= INSTRUCTIONS FOR THE TASK =
Your answer must be an exact copy of the records below, minus any images.

(Data records for software interfaces)
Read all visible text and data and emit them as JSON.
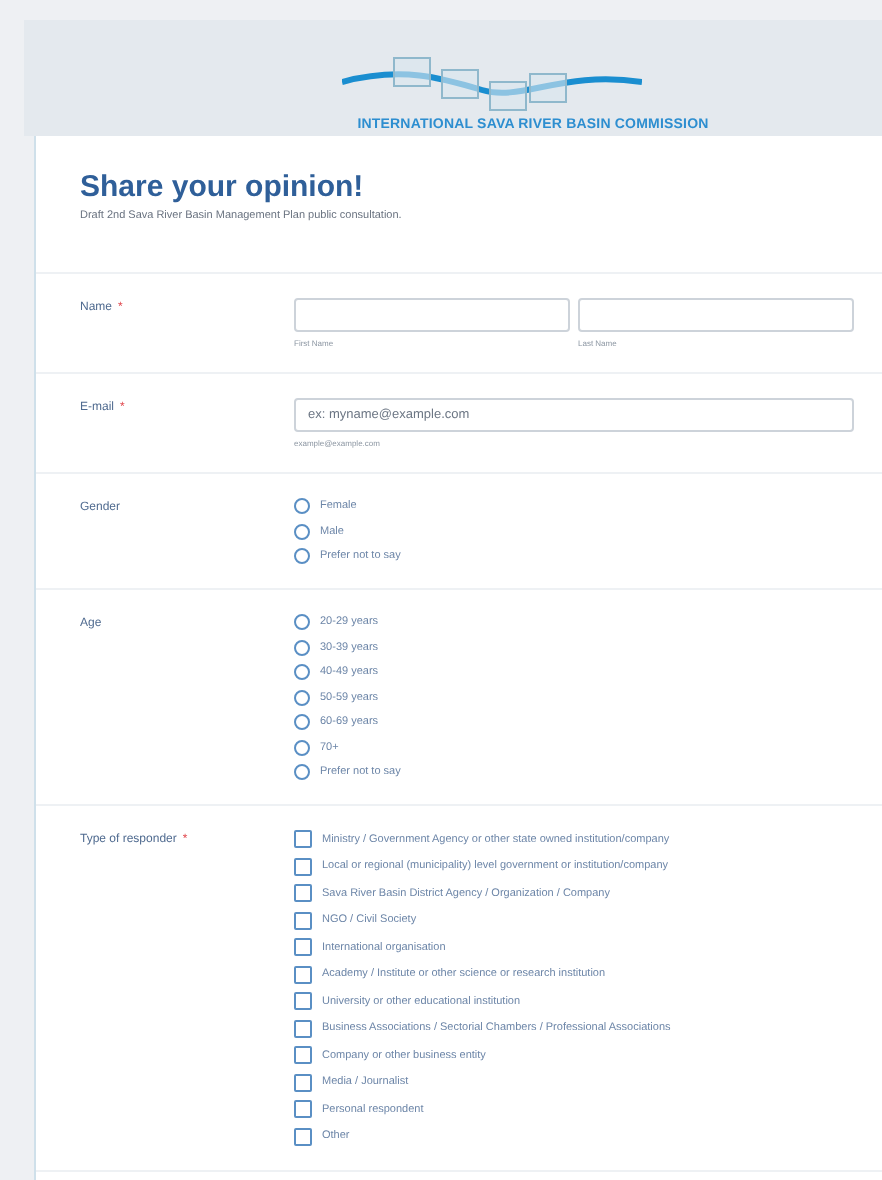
{
  "header": {
    "logo_text": "INTERNATIONAL SAVA RIVER BASIN COMMISSION"
  },
  "form": {
    "title": "Share your opinion!",
    "subtitle": "Draft 2nd Sava River Basin Management Plan public consultation.",
    "fields": [
      {
        "kind": "name",
        "label": "Name",
        "required_mark": "*",
        "inputs": [
          {
            "sublabel": "First Name"
          },
          {
            "sublabel": "Last Name"
          }
        ]
      },
      {
        "kind": "email",
        "label": "E-mail",
        "required_mark": "*",
        "placeholder": "ex: myname@example.com",
        "sublabel": "example@example.com"
      },
      {
        "kind": "radio",
        "label": "Gender",
        "options": [
          {
            "label": "Female",
            "selected": false
          },
          {
            "label": "Male",
            "selected": false
          },
          {
            "label": "Prefer not to say",
            "selected": false
          }
        ]
      },
      {
        "kind": "radio",
        "label": "Age",
        "options": [
          {
            "label": "20-29 years",
            "selected": false
          },
          {
            "label": "30-39 years",
            "selected": false
          },
          {
            "label": "40-49 years",
            "selected": false
          },
          {
            "label": "50-59 years",
            "selected": false
          },
          {
            "label": "60-69 years",
            "selected": false
          },
          {
            "label": "70+",
            "selected": false
          },
          {
            "label": "Prefer not to say",
            "selected": false
          }
        ]
      },
      {
        "kind": "checkbox",
        "label": "Type of responder",
        "required_mark": "*",
        "options": [
          {
            "label": "Ministry / Government Agency or other state owned institution/company",
            "checked": false
          },
          {
            "label": "Local or regional (municipality) level government or institution/company",
            "checked": false
          },
          {
            "label": "Sava River Basin District Agency / Organization / Company",
            "checked": false
          },
          {
            "label": "NGO / Civil Society",
            "checked": false
          },
          {
            "label": "International organisation",
            "checked": false
          },
          {
            "label": "Academy / Institute or other science or research institution",
            "checked": false
          },
          {
            "label": "University or other educational institution",
            "checked": false
          },
          {
            "label": "Business Associations / Sectorial Chambers / Professional Associations",
            "checked": false
          },
          {
            "label": "Company or other business entity",
            "checked": false
          },
          {
            "label": "Media / Journalist",
            "checked": false
          },
          {
            "label": "Personal respondent",
            "checked": false
          },
          {
            "label": "Other",
            "checked": false
          }
        ]
      }
    ]
  }
}
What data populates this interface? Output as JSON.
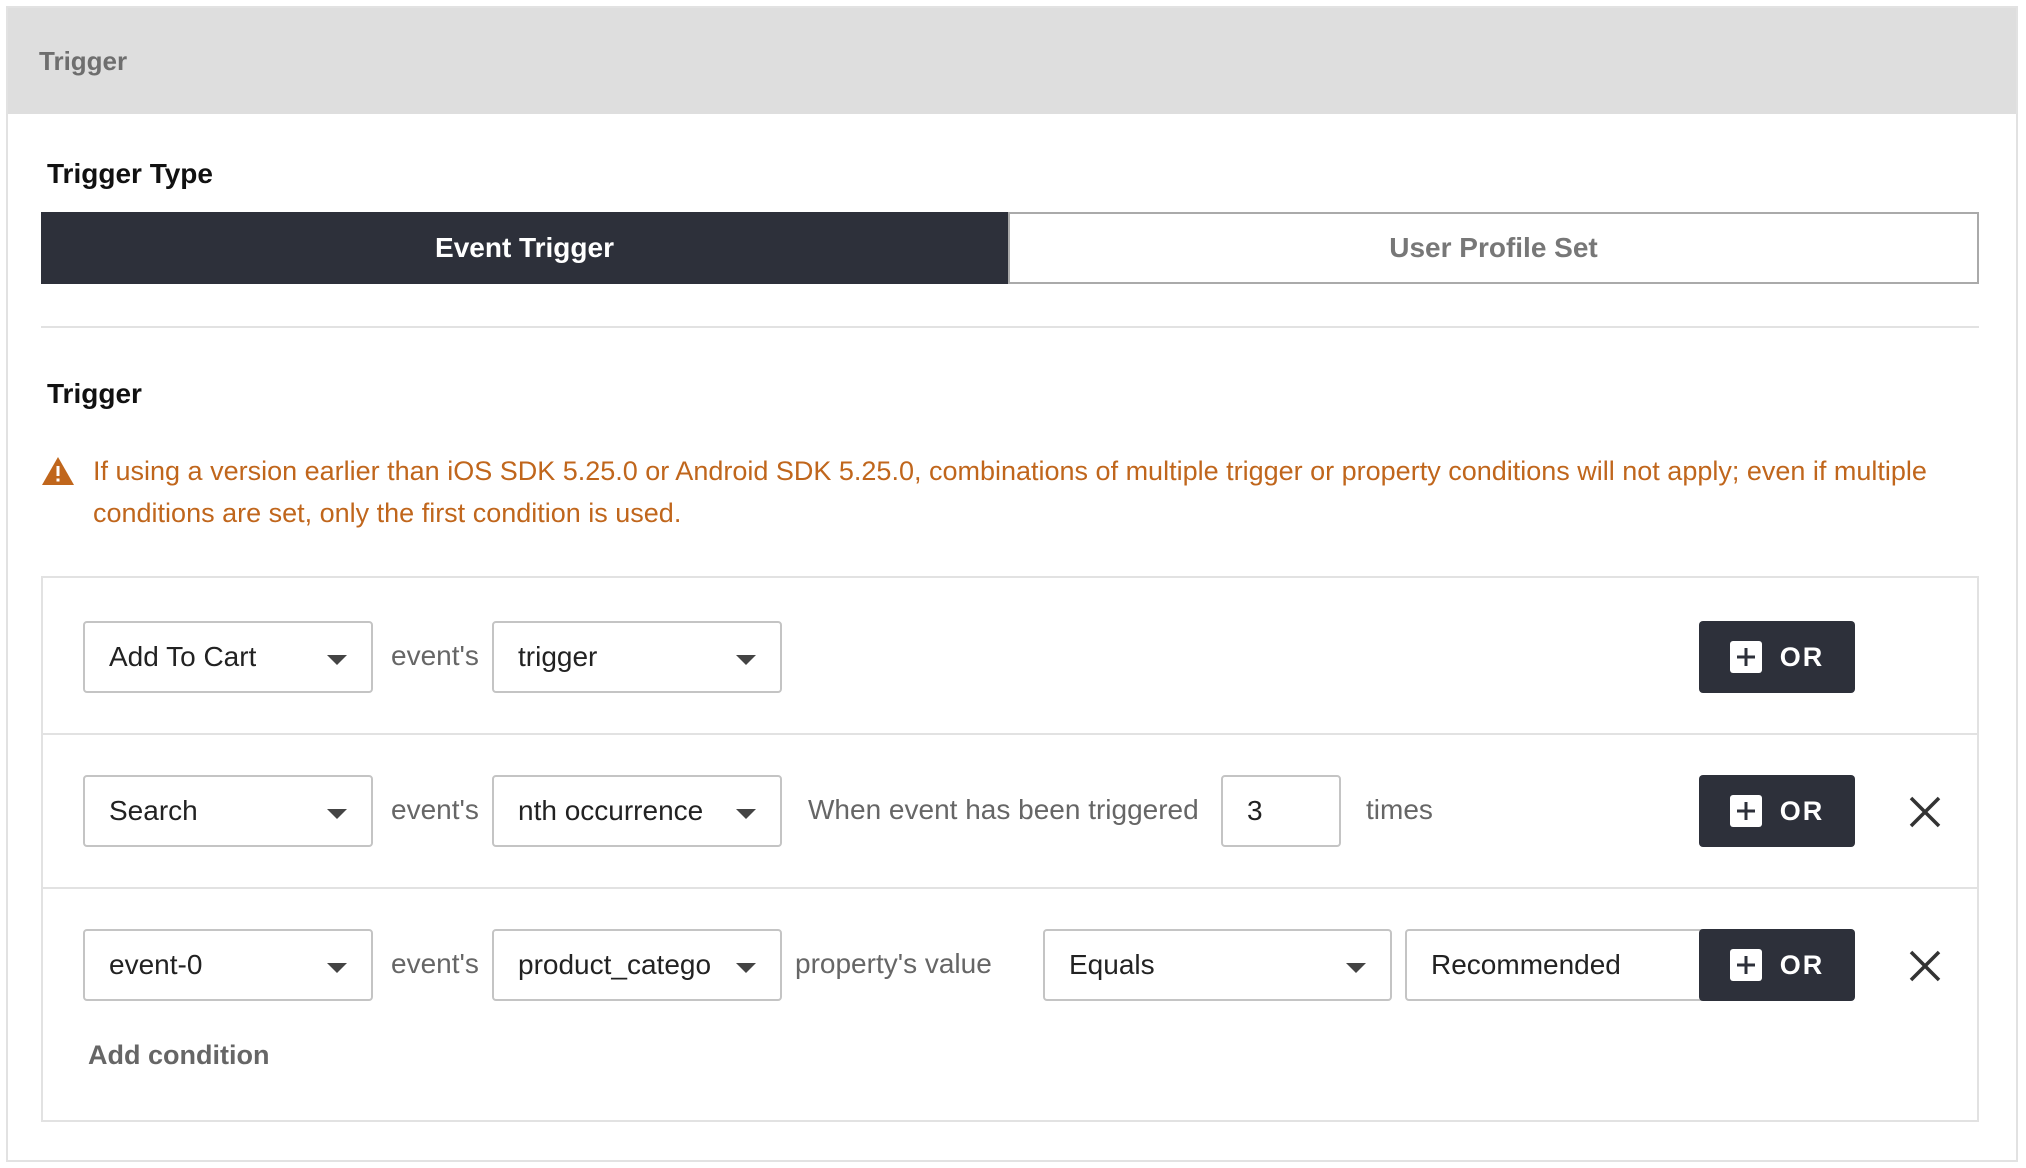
{
  "panel": {
    "title": "Trigger"
  },
  "trigger_type": {
    "label": "Trigger Type",
    "tabs": [
      {
        "label": "Event Trigger",
        "active": true
      },
      {
        "label": "User Profile Set",
        "active": false
      }
    ]
  },
  "trigger": {
    "label": "Trigger",
    "warning": "If using a version earlier than iOS SDK 5.25.0 or Android SDK 5.25.0, combinations of multiple trigger or property conditions will not apply; even if multiple conditions are set, only the first condition is used.",
    "rows": [
      {
        "event": "Add To Cart",
        "connector": "event's",
        "property": "trigger",
        "or_label": "OR"
      },
      {
        "event": "Search",
        "connector": "event's",
        "property": "nth occurrence",
        "prefix_text": "When event has been triggered",
        "count": "3",
        "suffix_text": "times",
        "or_label": "OR"
      },
      {
        "event": "event-0",
        "connector": "event's",
        "property": "product_category",
        "property_value_label": "property's value",
        "operator": "Equals",
        "value": "Recommended",
        "or_label": "OR"
      }
    ],
    "add_condition": "Add condition"
  },
  "colors": {
    "dark": "#2d303a",
    "warning": "#c0661c",
    "header_bg": "#dedede"
  },
  "icons": {
    "warning": "warning-triangle-icon",
    "caret": "caret-down-icon",
    "plus": "plus-icon",
    "close": "close-icon"
  }
}
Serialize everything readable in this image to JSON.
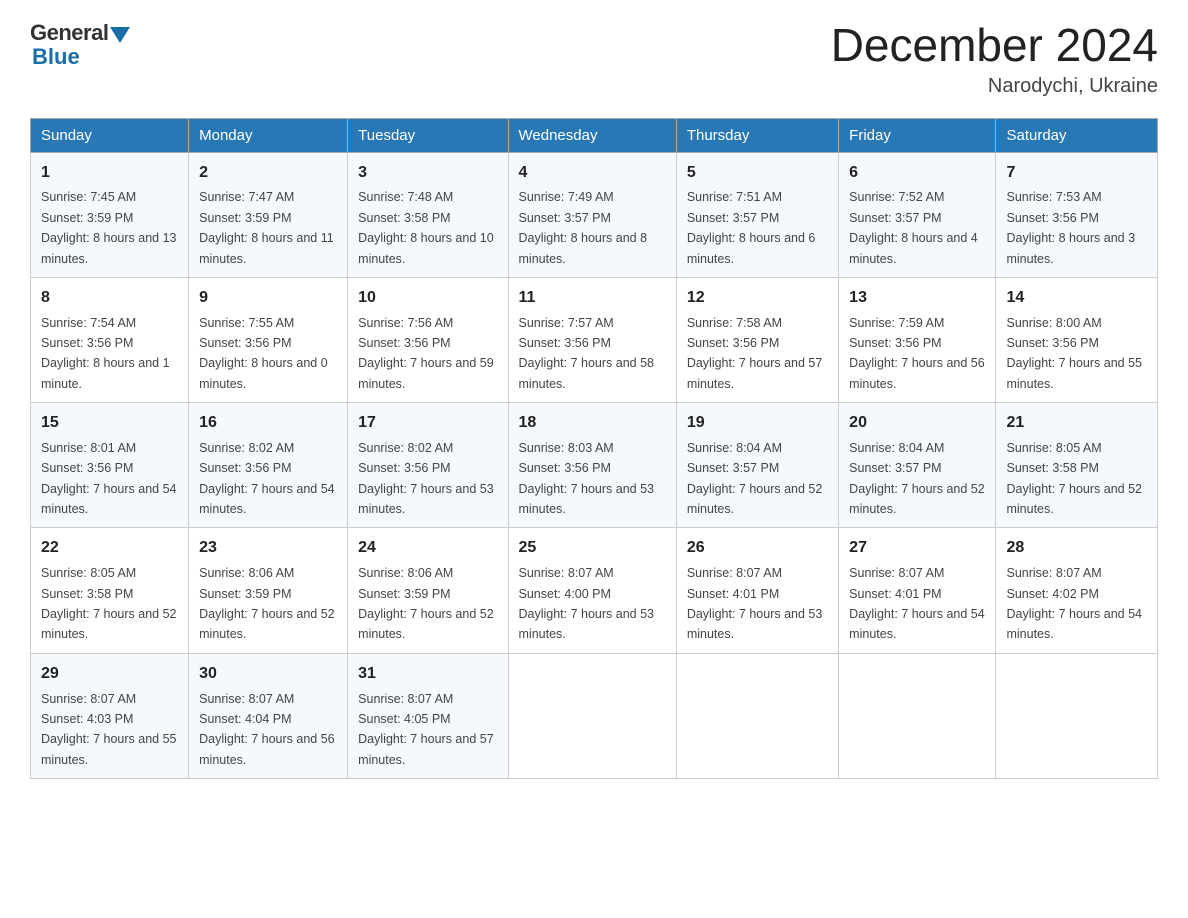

= WRITTEN RESPONSE =
Read all visible text and data and emit them as JSON.
{
  "header": {
    "logo_text": "INTERNATIONAL SAVA RIVER BASIN COMMISSION"
  },
  "form": {
    "title": "Share your opinion!",
    "subtitle": "Draft 2nd Sava River Basin Management Plan public consultation.",
    "fields": [
      {
        "kind": "name",
        "label": "Name",
        "required_mark": "*",
        "inputs": [
          {
            "sublabel": "First Name"
          },
          {
            "sublabel": "Last Name"
          }
        ]
      },
      {
        "kind": "email",
        "label": "E-mail",
        "required_mark": "*",
        "placeholder": "ex: myname@example.com",
        "sublabel": "example@example.com"
      },
      {
        "kind": "radio",
        "label": "Gender",
        "options": [
          {
            "label": "Female",
            "selected": false
          },
          {
            "label": "Male",
            "selected": false
          },
          {
            "label": "Prefer not to say",
            "selected": false
          }
        ]
      },
      {
        "kind": "radio",
        "label": "Age",
        "options": [
          {
            "label": "20-29 years",
            "selected": false
          },
          {
            "label": "30-39 years",
            "selected": false
          },
          {
            "label": "40-49 years",
            "selected": false
          },
          {
            "label": "50-59 years",
            "selected": false
          },
          {
            "label": "60-69 years",
            "selected": false
          },
          {
            "label": "70+",
            "selected": false
          },
          {
            "label": "Prefer not to say",
            "selected": false
          }
        ]
      },
      {
        "kind": "checkbox",
        "label": "Type of responder",
        "required_mark": "*",
        "options": [
          {
            "label": "Ministry / Government Agency or other state owned institution/company",
            "checked": false
          },
          {
            "label": "Local or regional (municipality) level government or institution/company",
            "checked": false
          },
          {
            "label": "Sava River Basin District Agency / Organization / Company",
            "checked": false
          },
          {
            "label": "NGO / Civil Society",
            "checked": false
          },
          {
            "label": "International organisation",
            "checked": false
          },
          {
            "label": "Academy / Institute or other science or research institution",
            "checked": false
          },
          {
            "label": "University or other educational institution",
            "checked": false
          },
          {
            "label": "Business Associations / Sectorial Chambers / Professional Associations",
            "checked": false
          },
          {
            "label": "Company or other business entity",
            "checked": false
          },
          {
            "label": "Media / Journalist",
            "checked": false
          },
          {
            "label": "Personal respondent",
            "checked": false
          },
          {
            "label": "Other",
            "checked": false
          }
        ]
      }
    ]
  }
}
What data populates this interface? Output as JSON.
{
  "panel": {
    "title": "Trigger"
  },
  "trigger_type": {
    "label": "Trigger Type",
    "tabs": [
      {
        "label": "Event Trigger",
        "active": true
      },
      {
        "label": "User Profile Set",
        "active": false
      }
    ]
  },
  "trigger": {
    "label": "Trigger",
    "warning": "If using a version earlier than iOS SDK 5.25.0 or Android SDK 5.25.0, combinations of multiple trigger or property conditions will not apply; even if multiple conditions are set, only the first condition is used.",
    "rows": [
      {
        "event": "Add To Cart",
        "connector": "event's",
        "property": "trigger",
        "or_label": "OR"
      },
      {
        "event": "Search",
        "connector": "event's",
        "property": "nth occurrence",
        "prefix_text": "When event has been triggered",
        "count": "3",
        "suffix_text": "times",
        "or_label": "OR"
      },
      {
        "event": "event-0",
        "connector": "event's",
        "property": "product_category",
        "property_value_label": "property's value",
        "operator": "Equals",
        "value": "Recommended",
        "or_label": "OR"
      }
    ],
    "add_condition": "Add condition"
  },
  "colors": {
    "dark": "#2d303a",
    "warning": "#c0661c",
    "header_bg": "#dedede"
  },
  "icons": {
    "warning": "warning-triangle-icon",
    "caret": "caret-down-icon",
    "plus": "plus-icon",
    "close": "close-icon"
  }
}
Serialize everything readable in this image to JSON.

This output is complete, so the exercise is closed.